*WHAT IS NEEDED*: Take the line that contains "Extract the structured" and every line below it to the end of the entries, and give them again exactly, leaving out any pictures.

(Stored dataset items)
::::::::

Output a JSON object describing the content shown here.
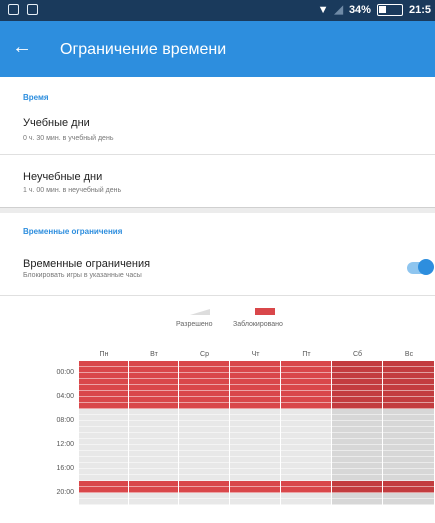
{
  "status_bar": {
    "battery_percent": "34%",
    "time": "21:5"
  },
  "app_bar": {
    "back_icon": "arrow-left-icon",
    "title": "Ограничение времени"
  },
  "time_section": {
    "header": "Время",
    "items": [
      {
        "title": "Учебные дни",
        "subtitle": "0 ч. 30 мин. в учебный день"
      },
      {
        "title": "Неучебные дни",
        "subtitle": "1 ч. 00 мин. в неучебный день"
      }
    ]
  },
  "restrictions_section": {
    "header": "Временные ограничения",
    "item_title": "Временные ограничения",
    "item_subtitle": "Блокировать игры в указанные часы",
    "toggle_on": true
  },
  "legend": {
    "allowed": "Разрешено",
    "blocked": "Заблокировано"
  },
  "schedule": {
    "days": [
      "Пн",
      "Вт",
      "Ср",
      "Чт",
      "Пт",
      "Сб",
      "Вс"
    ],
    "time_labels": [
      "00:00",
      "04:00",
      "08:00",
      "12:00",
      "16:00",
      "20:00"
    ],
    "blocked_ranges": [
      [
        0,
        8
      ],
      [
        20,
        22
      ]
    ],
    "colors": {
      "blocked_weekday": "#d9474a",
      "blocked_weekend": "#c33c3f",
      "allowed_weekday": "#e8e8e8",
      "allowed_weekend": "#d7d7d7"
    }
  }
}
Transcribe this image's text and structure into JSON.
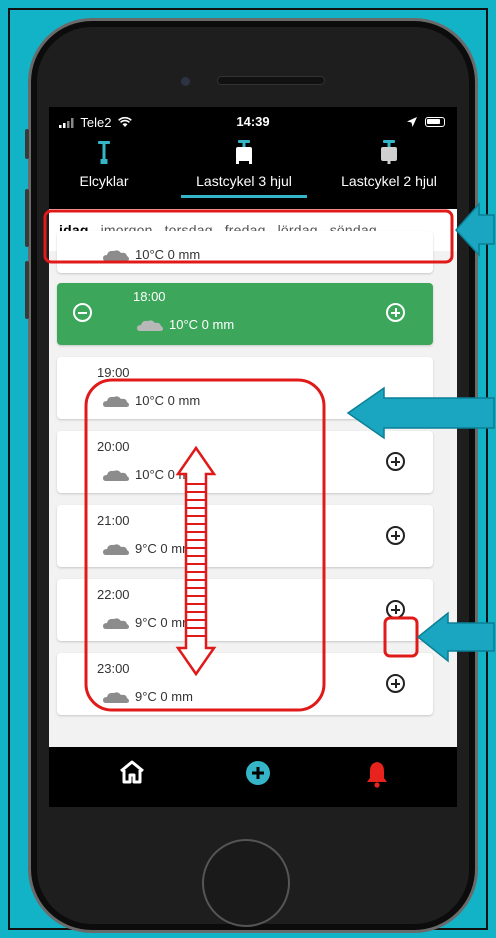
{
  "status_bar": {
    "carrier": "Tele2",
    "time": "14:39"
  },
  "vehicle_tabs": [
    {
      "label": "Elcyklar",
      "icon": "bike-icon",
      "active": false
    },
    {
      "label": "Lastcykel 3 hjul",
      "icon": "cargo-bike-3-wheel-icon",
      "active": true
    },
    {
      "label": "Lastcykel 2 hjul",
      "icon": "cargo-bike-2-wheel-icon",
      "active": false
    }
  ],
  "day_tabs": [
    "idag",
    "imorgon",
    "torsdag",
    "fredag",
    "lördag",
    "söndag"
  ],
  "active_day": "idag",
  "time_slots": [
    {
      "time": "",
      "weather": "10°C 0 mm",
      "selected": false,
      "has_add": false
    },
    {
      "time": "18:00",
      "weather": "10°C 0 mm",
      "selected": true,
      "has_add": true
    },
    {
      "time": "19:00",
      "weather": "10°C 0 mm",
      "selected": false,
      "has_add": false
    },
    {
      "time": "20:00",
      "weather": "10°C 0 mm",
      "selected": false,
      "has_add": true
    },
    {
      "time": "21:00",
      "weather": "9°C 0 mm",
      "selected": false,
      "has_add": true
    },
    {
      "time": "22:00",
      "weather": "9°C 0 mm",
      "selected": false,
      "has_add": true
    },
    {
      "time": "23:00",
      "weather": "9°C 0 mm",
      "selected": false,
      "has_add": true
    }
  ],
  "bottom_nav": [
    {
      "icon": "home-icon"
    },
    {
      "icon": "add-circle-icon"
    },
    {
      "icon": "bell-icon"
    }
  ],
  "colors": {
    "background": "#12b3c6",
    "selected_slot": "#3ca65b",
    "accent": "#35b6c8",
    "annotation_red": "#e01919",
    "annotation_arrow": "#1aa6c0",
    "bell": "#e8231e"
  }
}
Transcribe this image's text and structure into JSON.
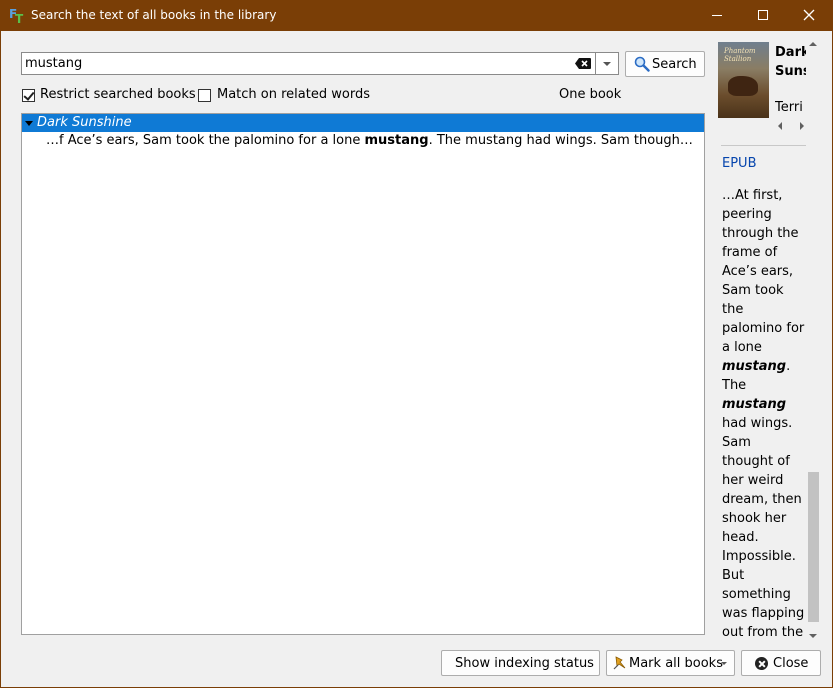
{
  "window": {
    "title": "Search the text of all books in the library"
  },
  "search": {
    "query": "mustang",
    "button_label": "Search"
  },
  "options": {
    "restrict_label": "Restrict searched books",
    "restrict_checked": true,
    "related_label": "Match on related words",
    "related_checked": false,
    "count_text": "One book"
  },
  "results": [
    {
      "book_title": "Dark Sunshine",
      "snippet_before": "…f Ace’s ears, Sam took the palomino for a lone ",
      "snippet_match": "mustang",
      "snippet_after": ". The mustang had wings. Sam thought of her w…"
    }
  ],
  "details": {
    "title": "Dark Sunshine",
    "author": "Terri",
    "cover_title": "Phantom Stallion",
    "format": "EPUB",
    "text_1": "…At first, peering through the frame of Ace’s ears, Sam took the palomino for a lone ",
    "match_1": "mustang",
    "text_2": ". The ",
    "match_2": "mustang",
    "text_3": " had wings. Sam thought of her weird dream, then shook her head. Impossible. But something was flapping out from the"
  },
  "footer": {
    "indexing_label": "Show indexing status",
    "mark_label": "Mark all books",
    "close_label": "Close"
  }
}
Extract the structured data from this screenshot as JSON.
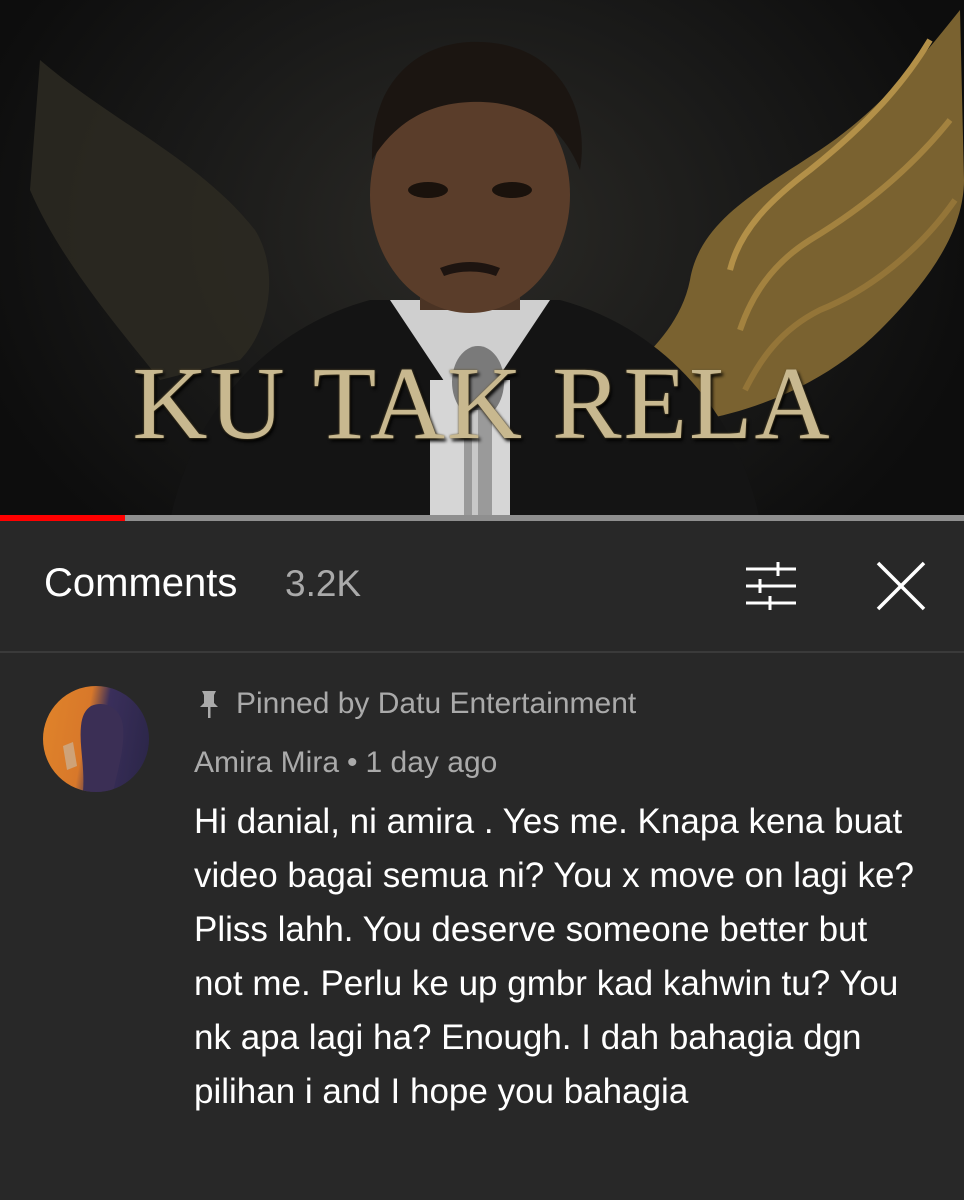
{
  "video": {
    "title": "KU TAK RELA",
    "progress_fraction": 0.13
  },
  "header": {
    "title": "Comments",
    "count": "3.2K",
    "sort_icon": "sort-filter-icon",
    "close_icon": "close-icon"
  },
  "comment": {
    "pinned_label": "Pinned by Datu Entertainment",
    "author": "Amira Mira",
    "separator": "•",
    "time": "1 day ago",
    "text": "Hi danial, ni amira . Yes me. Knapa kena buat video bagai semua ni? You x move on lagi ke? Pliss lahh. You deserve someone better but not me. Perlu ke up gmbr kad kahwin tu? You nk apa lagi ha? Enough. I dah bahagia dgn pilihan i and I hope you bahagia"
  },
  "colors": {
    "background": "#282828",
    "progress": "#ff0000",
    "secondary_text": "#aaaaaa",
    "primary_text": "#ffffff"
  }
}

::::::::

*SOLUTION TO THE PROBLEM*:
Extract the structured data from this screenshot as JSON.
{
  "video": {
    "title": "KU TAK RELA",
    "progress_fraction": 0.13
  },
  "header": {
    "title": "Comments",
    "count": "3.2K",
    "sort_icon": "sort-filter-icon",
    "close_icon": "close-icon"
  },
  "comment": {
    "pinned_label": "Pinned by Datu Entertainment",
    "author": "Amira Mira",
    "separator": "•",
    "time": "1 day ago",
    "text": "Hi danial, ni amira . Yes me. Knapa kena buat video bagai semua ni? You x move on lagi ke? Pliss lahh. You deserve someone better but not me. Perlu ke up gmbr kad kahwin tu? You nk apa lagi ha? Enough. I dah bahagia dgn pilihan i and I hope you bahagia"
  },
  "colors": {
    "background": "#282828",
    "progress": "#ff0000",
    "secondary_text": "#aaaaaa",
    "primary_text": "#ffffff"
  }
}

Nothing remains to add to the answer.